The waves of sugar cane that once defined the Hawaiian island landscape of Maui, have slowly given way to non-native annual grasses in recent decades. Those grasses have become a fire hazard along the way.

The closure of central Maui's last large cane mill in 2016 opened up some 36,000 acres for new growth. Some of those acres burned in 2019 during one of the island's most active fire seasons. This false color Landsat image from July of that year shows the area after the fields went fallow, but before the fires took hold. What had been well-defined cropland in 2014, had become masses of brown vegetation. The second 2019 image shows the aftermath of a summer fire that blackened 25,000 acres.

Landsat imagery and vegetation data from satellite-derived land cover datasets can help communities in Hawaii plan for fires, and work to restore habitat.
 

Details

Date Taken:

Length: 00:01:10

Location Taken: Maui, HI, US

Video Credits

Writer - John Hult (Contractor)
 

Transcript

The waves of sugar cane that once defined the Hawaiian island landscape of Maui, have slowly given way to non-native annual grasses in recent decades. Those grasses have become a fire hazard along the way. 

The closure of central Maui's last large cane mill in 2016 opened up some 36,000 acres for new growth. Some of those acres burned in 2019 during one of the island's most active fire seasons. This false color Landsat image from July of that year shows the area after the fields went fallow, but before the fires took hold. What had been well-defined cropland in 2014, had become masses of brown vegetation. The second 2019 image shows the aftermath of a summer fire that blackened 25,000 acres. 

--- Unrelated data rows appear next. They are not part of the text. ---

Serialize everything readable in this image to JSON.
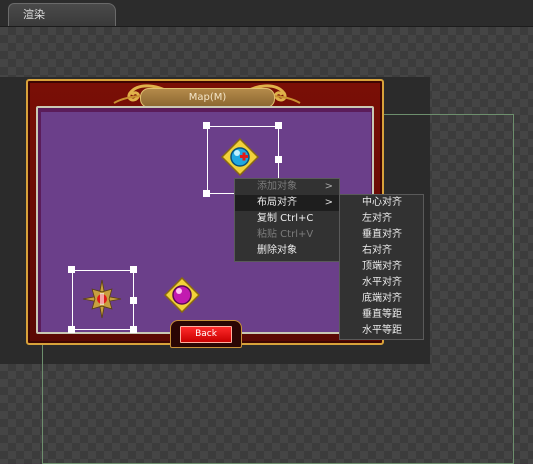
{
  "tab": {
    "label": "渲染"
  },
  "map": {
    "title": "Map(M)",
    "back_label": "Back"
  },
  "context_menu": {
    "items": [
      {
        "label": "添加对象",
        "disabled": true,
        "has_submenu": true
      },
      {
        "label": "布局对齐",
        "disabled": false,
        "has_submenu": true,
        "active": true
      },
      {
        "label": "复制  Ctrl+C",
        "disabled": false
      },
      {
        "label": "粘贴  Ctrl+V",
        "disabled": true
      },
      {
        "label": "删除对象",
        "disabled": false
      }
    ]
  },
  "submenu": {
    "items": [
      "中心对齐",
      "左对齐",
      "垂直对齐",
      "右对齐",
      "顶端对齐",
      "水平对齐",
      "底端对齐",
      "垂直等距",
      "水平等距"
    ]
  }
}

Landsat imagery and vegetation data from satellite-derived land cover datasets can help communities in Hawaii plan for fires, and work to restore habitat.